• **Work to be completed**:
Using the listing that follows, filter out every line lacking the string "group" and return the rest.

--------------------------------

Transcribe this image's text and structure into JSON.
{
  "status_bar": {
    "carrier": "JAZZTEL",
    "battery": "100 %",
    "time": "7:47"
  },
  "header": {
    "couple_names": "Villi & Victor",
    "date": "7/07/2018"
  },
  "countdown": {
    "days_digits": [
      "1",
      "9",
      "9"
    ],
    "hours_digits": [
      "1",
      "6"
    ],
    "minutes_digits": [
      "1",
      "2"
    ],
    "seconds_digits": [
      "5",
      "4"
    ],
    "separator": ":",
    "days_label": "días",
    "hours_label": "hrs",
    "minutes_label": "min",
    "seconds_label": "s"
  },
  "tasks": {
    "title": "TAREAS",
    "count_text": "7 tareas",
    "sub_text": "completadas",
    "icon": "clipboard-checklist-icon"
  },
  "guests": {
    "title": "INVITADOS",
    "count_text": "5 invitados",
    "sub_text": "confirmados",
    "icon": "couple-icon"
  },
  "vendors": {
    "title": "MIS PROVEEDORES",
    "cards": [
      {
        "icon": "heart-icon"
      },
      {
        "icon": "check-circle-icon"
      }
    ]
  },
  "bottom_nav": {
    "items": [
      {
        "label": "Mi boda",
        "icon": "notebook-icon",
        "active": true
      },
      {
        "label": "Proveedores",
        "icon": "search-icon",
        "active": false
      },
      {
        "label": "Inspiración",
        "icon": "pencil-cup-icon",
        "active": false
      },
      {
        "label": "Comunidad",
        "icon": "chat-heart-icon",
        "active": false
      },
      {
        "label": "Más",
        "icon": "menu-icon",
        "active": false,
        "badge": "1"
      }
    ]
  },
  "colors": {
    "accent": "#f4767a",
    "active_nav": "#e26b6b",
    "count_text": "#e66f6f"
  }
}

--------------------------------

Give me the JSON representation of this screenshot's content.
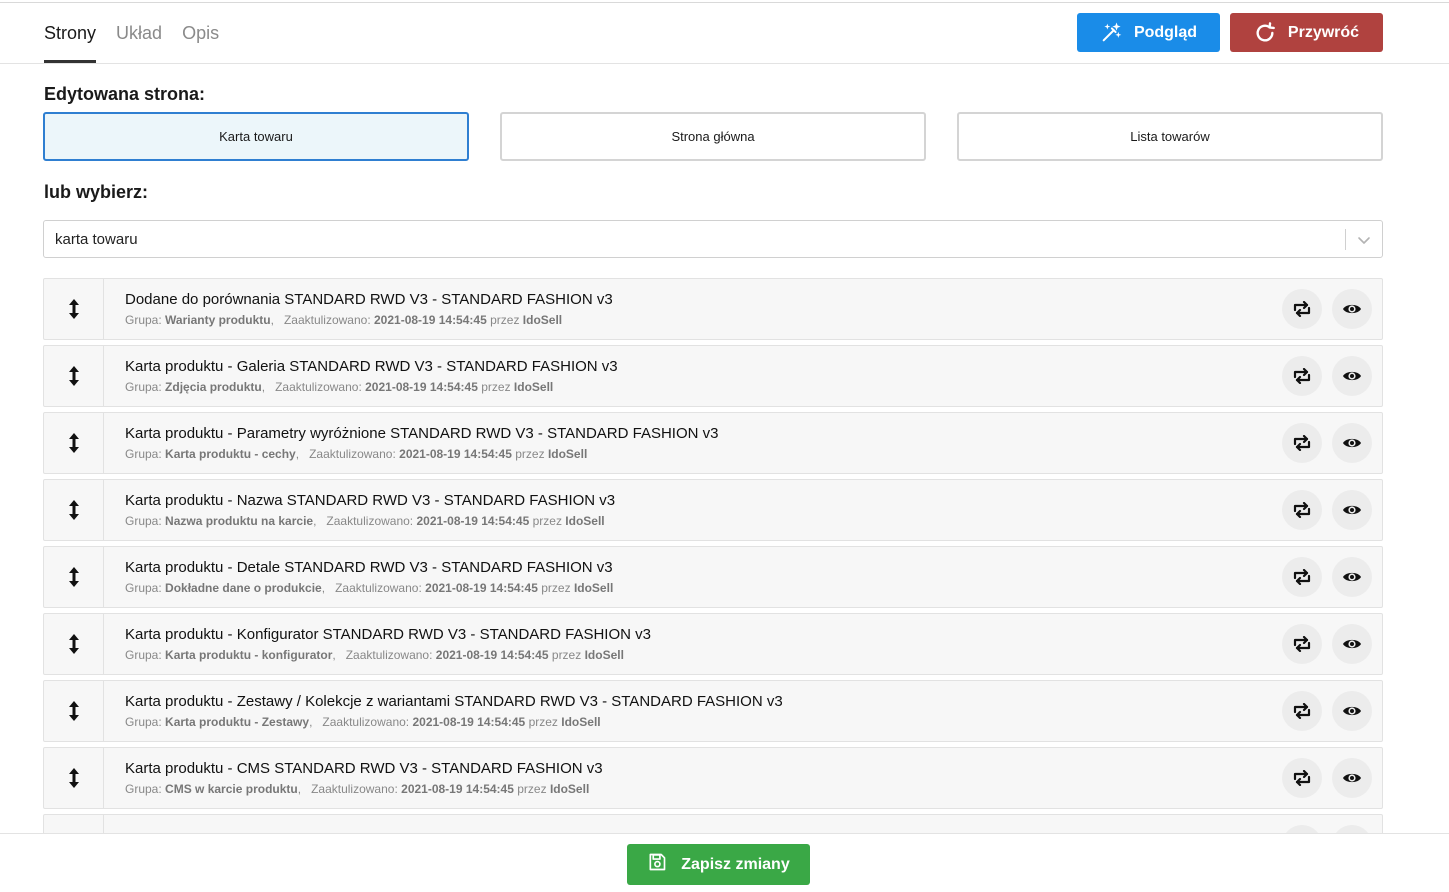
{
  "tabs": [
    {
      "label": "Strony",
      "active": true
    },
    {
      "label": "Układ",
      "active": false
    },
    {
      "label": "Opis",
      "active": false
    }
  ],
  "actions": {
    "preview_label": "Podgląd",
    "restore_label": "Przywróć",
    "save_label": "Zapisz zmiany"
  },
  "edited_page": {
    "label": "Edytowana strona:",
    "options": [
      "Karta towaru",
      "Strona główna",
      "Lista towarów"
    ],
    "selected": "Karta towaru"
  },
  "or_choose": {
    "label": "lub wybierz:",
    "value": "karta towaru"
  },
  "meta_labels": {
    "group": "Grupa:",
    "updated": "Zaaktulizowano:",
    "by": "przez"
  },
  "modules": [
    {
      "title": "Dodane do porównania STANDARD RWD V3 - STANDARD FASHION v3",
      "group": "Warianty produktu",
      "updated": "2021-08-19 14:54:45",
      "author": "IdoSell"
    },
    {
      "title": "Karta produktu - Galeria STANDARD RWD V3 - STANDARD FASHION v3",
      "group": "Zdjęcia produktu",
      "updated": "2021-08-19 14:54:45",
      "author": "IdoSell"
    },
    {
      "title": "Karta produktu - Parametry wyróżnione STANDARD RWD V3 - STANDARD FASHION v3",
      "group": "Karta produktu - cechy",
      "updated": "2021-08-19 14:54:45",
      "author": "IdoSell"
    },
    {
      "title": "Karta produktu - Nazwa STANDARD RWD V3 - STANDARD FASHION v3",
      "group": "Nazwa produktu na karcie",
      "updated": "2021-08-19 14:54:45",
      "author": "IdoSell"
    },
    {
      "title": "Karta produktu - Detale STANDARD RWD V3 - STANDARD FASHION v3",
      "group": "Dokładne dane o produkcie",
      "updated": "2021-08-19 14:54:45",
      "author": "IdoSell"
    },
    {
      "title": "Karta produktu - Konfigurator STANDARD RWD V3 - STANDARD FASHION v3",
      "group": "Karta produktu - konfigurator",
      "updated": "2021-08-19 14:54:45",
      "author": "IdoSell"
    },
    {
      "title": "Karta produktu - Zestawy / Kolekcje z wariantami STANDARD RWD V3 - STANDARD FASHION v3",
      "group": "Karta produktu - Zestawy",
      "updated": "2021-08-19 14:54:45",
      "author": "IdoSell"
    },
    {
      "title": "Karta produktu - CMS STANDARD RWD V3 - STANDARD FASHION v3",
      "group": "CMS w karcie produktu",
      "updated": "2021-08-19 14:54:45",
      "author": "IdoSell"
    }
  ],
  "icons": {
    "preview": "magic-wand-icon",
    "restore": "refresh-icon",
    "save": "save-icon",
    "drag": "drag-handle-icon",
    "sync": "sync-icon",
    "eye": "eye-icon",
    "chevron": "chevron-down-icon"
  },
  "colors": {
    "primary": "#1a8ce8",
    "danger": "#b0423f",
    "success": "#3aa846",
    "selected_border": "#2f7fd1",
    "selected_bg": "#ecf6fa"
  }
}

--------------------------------

• **Result for this task**:
    "group": "Grupa:",
      "group": "Warianty produktu",
      "group": "Zdjęcia produktu",
      "group": "Karta produktu - cechy",
      "group": "Nazwa produktu na karcie",
      "group": "Dokładne dane o produkcie",
      "group": "Karta produktu - konfigurator",
      "group": "Karta produktu - Zestawy",
      "group": "CMS w karcie produktu",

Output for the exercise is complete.